Your assignment: The full listing below should be returned without a single change.

Exercise inputs:
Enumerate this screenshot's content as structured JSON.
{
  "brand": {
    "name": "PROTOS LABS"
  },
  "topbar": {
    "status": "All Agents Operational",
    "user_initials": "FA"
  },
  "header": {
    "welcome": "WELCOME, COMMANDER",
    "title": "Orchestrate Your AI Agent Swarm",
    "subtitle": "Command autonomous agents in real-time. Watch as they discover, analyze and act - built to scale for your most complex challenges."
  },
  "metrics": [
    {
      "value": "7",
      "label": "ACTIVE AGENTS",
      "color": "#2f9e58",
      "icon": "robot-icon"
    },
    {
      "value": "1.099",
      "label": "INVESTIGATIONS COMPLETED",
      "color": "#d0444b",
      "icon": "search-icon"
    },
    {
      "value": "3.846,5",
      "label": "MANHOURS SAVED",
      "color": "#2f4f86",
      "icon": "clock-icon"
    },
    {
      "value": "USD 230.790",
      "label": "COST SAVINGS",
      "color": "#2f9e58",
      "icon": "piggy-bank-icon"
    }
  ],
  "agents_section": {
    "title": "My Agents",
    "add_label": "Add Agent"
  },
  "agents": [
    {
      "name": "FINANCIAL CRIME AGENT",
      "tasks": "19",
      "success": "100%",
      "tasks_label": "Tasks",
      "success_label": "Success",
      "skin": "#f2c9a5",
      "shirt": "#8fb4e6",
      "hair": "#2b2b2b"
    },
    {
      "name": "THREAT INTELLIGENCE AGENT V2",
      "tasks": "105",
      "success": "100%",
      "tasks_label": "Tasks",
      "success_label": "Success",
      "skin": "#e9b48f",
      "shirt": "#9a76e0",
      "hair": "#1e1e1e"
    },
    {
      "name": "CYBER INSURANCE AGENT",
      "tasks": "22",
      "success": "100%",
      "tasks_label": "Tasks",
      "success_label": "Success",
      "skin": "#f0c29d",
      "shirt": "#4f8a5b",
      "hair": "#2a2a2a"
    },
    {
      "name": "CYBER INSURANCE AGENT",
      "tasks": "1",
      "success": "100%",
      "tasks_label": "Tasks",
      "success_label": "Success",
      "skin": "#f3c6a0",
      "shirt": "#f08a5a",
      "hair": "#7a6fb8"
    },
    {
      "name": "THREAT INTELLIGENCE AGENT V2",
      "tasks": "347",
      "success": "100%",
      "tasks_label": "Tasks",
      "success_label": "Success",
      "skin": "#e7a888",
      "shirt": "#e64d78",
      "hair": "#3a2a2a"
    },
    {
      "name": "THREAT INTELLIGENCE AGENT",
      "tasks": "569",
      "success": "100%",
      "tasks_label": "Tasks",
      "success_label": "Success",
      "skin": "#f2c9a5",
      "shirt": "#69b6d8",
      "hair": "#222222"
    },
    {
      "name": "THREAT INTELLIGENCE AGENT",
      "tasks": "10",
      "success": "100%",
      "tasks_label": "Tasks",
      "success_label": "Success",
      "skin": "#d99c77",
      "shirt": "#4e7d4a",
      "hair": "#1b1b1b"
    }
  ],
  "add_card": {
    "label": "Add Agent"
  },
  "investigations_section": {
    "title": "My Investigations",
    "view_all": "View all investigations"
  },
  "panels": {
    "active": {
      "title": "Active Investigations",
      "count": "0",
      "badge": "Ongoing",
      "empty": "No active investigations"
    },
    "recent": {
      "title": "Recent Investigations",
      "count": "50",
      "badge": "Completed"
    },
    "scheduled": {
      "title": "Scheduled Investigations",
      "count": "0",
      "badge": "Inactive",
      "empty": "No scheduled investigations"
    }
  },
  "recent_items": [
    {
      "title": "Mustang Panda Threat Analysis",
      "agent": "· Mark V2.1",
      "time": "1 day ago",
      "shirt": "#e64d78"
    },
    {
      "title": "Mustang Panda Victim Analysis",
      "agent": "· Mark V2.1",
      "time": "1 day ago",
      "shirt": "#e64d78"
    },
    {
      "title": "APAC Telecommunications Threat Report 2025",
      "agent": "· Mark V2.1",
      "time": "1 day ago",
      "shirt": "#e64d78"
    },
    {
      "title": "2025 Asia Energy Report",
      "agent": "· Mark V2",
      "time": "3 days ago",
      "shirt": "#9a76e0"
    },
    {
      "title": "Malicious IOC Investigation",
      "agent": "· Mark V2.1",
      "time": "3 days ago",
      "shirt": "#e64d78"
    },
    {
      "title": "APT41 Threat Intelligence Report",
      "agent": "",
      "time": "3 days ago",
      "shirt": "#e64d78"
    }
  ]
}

Written solution:
Enumerate this screenshot's content as structured JSON.
{
  "brand": {
    "name": "PROTOS LABS"
  },
  "topbar": {
    "status": "All Agents Operational",
    "user_initials": "FA"
  },
  "header": {
    "welcome": "WELCOME, COMMANDER",
    "title": "Orchestrate Your AI Agent Swarm",
    "subtitle": "Command autonomous agents in real-time. Watch as they discover, analyze and act - built to scale for your most complex challenges."
  },
  "metrics": [
    {
      "value": "7",
      "label": "ACTIVE AGENTS",
      "color": "#2f9e58",
      "icon": "robot-icon"
    },
    {
      "value": "1.099",
      "label": "INVESTIGATIONS COMPLETED",
      "color": "#d0444b",
      "icon": "search-icon"
    },
    {
      "value": "3.846,5",
      "label": "MANHOURS SAVED",
      "color": "#2f4f86",
      "icon": "clock-icon"
    },
    {
      "value": "USD 230.790",
      "label": "COST SAVINGS",
      "color": "#2f9e58",
      "icon": "piggy-bank-icon"
    }
  ],
  "agents_section": {
    "title": "My Agents",
    "add_label": "Add Agent"
  },
  "agents": [
    {
      "name": "FINANCIAL CRIME AGENT",
      "tasks": "19",
      "success": "100%",
      "tasks_label": "Tasks",
      "success_label": "Success",
      "skin": "#f2c9a5",
      "shirt": "#8fb4e6",
      "hair": "#2b2b2b"
    },
    {
      "name": "THREAT INTELLIGENCE AGENT V2",
      "tasks": "105",
      "success": "100%",
      "tasks_label": "Tasks",
      "success_label": "Success",
      "skin": "#e9b48f",
      "shirt": "#9a76e0",
      "hair": "#1e1e1e"
    },
    {
      "name": "CYBER INSURANCE AGENT",
      "tasks": "22",
      "success": "100%",
      "tasks_label": "Tasks",
      "success_label": "Success",
      "skin": "#f0c29d",
      "shirt": "#4f8a5b",
      "hair": "#2a2a2a"
    },
    {
      "name": "CYBER INSURANCE AGENT",
      "tasks": "1",
      "success": "100%",
      "tasks_label": "Tasks",
      "success_label": "Success",
      "skin": "#f3c6a0",
      "shirt": "#f08a5a",
      "hair": "#7a6fb8"
    },
    {
      "name": "THREAT INTELLIGENCE AGENT V2",
      "tasks": "347",
      "success": "100%",
      "tasks_label": "Tasks",
      "success_label": "Success",
      "skin": "#e7a888",
      "shirt": "#e64d78",
      "hair": "#3a2a2a"
    },
    {
      "name": "THREAT INTELLIGENCE AGENT",
      "tasks": "569",
      "success": "100%",
      "tasks_label": "Tasks",
      "success_label": "Success",
      "skin": "#f2c9a5",
      "shirt": "#69b6d8",
      "hair": "#222222"
    },
    {
      "name": "THREAT INTELLIGENCE AGENT",
      "tasks": "10",
      "success": "100%",
      "tasks_label": "Tasks",
      "success_label": "Success",
      "skin": "#d99c77",
      "shirt": "#4e7d4a",
      "hair": "#1b1b1b"
    }
  ],
  "add_card": {
    "label": "Add Agent"
  },
  "investigations_section": {
    "title": "My Investigations",
    "view_all": "View all investigations"
  },
  "panels": {
    "active": {
      "title": "Active Investigations",
      "count": "0",
      "badge": "Ongoing",
      "empty": "No active investigations"
    },
    "recent": {
      "title": "Recent Investigations",
      "count": "50",
      "badge": "Completed"
    },
    "scheduled": {
      "title": "Scheduled Investigations",
      "count": "0",
      "badge": "Inactive",
      "empty": "No scheduled investigations"
    }
  },
  "recent_items": [
    {
      "title": "Mustang Panda Threat Analysis",
      "agent": "· Mark V2.1",
      "time": "1 day ago",
      "shirt": "#e64d78"
    },
    {
      "title": "Mustang Panda Victim Analysis",
      "agent": "· Mark V2.1",
      "time": "1 day ago",
      "shirt": "#e64d78"
    },
    {
      "title": "APAC Telecommunications Threat Report 2025",
      "agent": "· Mark V2.1",
      "time": "1 day ago",
      "shirt": "#e64d78"
    },
    {
      "title": "2025 Asia Energy Report",
      "agent": "· Mark V2",
      "time": "3 days ago",
      "shirt": "#9a76e0"
    },
    {
      "title": "Malicious IOC Investigation",
      "agent": "· Mark V2.1",
      "time": "3 days ago",
      "shirt": "#e64d78"
    },
    {
      "title": "APT41 Threat Intelligence Report",
      "agent": "",
      "time": "3 days ago",
      "shirt": "#e64d78"
    }
  ]
}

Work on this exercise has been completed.